Hobb’s assertions that blogging isn’t writing, that it’s written socializing that bleeds away your creativity? Maybe for her, but for every writer? I think I’m a better writer because I blog, because I read the daily writing of other writers, and because I work at it every day. And I think blogging is writing because I don’t talk this much in real life. Not to people I don’t know, anyway. But I also don’t write fiction for public consumption (I do write it occasionally, mostly to remind myself as a reviewer that that shit is hard work) and I don’t blog as a tool to steal time from other writing. But I am a blogger, so blogging is my medium. And while I’m ruminating, can I state again how much I hate the word “blog?”

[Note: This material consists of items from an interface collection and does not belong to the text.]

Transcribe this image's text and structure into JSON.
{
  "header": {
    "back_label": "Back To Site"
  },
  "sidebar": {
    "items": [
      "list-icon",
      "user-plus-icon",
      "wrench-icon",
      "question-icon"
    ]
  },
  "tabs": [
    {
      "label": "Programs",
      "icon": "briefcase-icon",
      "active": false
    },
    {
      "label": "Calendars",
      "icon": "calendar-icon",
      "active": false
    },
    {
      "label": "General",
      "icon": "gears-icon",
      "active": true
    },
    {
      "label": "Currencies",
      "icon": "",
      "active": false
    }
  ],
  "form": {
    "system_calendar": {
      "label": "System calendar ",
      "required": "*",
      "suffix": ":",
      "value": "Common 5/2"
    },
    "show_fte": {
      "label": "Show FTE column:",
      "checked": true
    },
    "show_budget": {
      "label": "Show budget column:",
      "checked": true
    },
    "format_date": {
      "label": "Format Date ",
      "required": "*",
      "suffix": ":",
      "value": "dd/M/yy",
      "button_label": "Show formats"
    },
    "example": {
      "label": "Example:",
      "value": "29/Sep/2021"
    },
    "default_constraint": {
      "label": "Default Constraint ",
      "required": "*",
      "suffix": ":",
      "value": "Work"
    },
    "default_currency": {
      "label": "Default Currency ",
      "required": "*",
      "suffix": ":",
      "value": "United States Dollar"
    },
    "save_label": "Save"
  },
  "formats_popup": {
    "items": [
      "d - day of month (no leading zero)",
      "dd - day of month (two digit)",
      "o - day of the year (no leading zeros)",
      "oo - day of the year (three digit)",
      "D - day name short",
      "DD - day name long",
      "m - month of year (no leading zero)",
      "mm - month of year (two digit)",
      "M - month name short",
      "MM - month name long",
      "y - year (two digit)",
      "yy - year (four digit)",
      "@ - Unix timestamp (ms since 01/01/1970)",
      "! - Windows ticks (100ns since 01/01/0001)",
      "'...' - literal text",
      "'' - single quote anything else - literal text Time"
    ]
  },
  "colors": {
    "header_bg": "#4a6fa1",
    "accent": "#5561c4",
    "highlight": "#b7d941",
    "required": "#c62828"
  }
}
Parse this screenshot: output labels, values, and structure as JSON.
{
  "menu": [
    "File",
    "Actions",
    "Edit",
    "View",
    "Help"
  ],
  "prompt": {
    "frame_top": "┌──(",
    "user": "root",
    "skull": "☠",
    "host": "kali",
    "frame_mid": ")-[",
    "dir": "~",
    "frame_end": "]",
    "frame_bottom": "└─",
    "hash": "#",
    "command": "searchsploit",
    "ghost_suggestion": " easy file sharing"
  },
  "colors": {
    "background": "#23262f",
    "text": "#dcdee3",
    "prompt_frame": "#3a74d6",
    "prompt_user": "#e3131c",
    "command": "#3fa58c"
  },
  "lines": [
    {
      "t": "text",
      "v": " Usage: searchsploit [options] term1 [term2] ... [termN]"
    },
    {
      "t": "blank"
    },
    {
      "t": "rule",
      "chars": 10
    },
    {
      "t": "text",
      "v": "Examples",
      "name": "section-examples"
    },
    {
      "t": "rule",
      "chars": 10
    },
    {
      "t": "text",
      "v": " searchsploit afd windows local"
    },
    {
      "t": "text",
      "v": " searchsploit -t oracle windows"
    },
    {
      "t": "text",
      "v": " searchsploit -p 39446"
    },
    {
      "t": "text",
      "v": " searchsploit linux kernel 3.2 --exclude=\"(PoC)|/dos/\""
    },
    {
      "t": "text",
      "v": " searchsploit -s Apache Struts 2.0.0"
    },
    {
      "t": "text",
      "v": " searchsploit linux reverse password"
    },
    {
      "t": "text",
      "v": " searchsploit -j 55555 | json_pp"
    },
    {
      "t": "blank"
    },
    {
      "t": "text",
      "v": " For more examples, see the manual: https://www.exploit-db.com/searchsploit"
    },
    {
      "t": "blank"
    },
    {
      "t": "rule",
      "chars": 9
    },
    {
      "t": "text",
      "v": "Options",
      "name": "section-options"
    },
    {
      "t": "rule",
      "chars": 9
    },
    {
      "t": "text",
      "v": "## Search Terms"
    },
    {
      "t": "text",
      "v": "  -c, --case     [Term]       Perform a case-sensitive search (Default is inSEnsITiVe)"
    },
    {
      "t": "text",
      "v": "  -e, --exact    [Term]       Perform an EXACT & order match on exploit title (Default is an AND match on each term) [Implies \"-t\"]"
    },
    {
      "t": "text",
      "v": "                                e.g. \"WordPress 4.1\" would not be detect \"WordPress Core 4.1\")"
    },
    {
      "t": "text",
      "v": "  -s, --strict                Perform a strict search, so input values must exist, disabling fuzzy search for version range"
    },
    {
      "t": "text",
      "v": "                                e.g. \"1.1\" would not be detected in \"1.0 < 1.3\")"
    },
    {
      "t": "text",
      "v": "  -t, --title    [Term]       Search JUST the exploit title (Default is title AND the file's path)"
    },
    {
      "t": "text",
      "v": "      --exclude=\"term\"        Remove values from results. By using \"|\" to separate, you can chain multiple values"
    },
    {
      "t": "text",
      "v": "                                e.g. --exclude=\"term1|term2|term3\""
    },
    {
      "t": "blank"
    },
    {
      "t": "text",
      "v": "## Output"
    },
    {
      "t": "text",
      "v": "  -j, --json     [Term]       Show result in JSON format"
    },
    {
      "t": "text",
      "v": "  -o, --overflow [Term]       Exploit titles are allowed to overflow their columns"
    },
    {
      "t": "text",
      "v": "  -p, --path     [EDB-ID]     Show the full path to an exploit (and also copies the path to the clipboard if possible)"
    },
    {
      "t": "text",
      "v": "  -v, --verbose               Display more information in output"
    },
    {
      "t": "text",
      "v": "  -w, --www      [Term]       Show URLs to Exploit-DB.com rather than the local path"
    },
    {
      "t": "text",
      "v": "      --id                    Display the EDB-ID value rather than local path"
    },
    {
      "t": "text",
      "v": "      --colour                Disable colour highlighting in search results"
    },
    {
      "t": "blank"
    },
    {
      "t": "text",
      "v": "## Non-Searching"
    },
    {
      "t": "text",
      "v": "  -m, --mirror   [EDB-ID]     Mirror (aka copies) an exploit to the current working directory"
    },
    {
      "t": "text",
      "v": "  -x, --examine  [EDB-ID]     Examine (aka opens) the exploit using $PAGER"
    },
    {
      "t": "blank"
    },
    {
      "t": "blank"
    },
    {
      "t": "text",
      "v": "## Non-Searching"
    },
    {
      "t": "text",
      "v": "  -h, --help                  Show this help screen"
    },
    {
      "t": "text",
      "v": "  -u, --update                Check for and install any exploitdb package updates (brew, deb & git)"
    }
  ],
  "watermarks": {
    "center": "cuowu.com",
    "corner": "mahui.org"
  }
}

Those assertions that blogging is a cheap counterpart to writing made me wonder about all the papers I read nitpicking at the value of speech vs. writing. Derrida theorized that speech is valued over writing, just as presence is valued over absence, and then tore up those arguments against writing … so I’m just fascinated by the ways in which deconstructive analysis could be applied to Hobb’s argument, that blogging isn’t writing. Speech is historically valued over writing, but in this case, it’s writing over blogging: in Hobb’s argument, immediacy of response and feedback coupled with subject matter that is intensely in the present is of lesser value and a distraction from, if not derivative of, fiction that exists apart from and separates the writer and the reader.
Now that I’m kicking the ass of long-sleeping brain cells that used to do deconstructive criticism on anything that wasn’t nailed down, I ask myself, what would Derrida think of blogging? That’d be a hell of a good time right there: return Derrida to life and give him an LJ account. The hilarity ensues. I wonder if he had a blog somewhere. He died in 2004; it’s possible. (Now I’m going to ponder for shits and giggles what his LJ name would have been.)
While I get what Hobb is saying, the assigning of value to writing for novel publication over writing for blogs is irritating. If you blog or bake cookies or just chew your thumbnail instead of respecting a deadline you have professionally, then it’s not the blog’s or the cookie’s or your nail’s fault that you didn’t get your work done. But saying that blogging isn’t writing, to say that…
[c]ompared to the studied seduction of the novel, blogging is literary pole dancing. Anyone can stand naked in the window of the public’s eye, anyone can twitch and writhe and emote over the package that was not delivered, the dinner that burned, the friend who forgot your birthday. That is not fiction. That is life, and we all have one. Blogging condemns us to live everyone else’s tedious day as well as our own.
…positions blogging a running memoir as of lesser value than fiction writing and implies that it’s easy because of it’s sexiness and quick familiarity of use, that life doesn’t matter but fiction does. Obviously, Robb is not marketing memoirs.
The affronted blogger from her take-me-seriously (ha!) hot pink website says, “Say WHAT now?” What say you?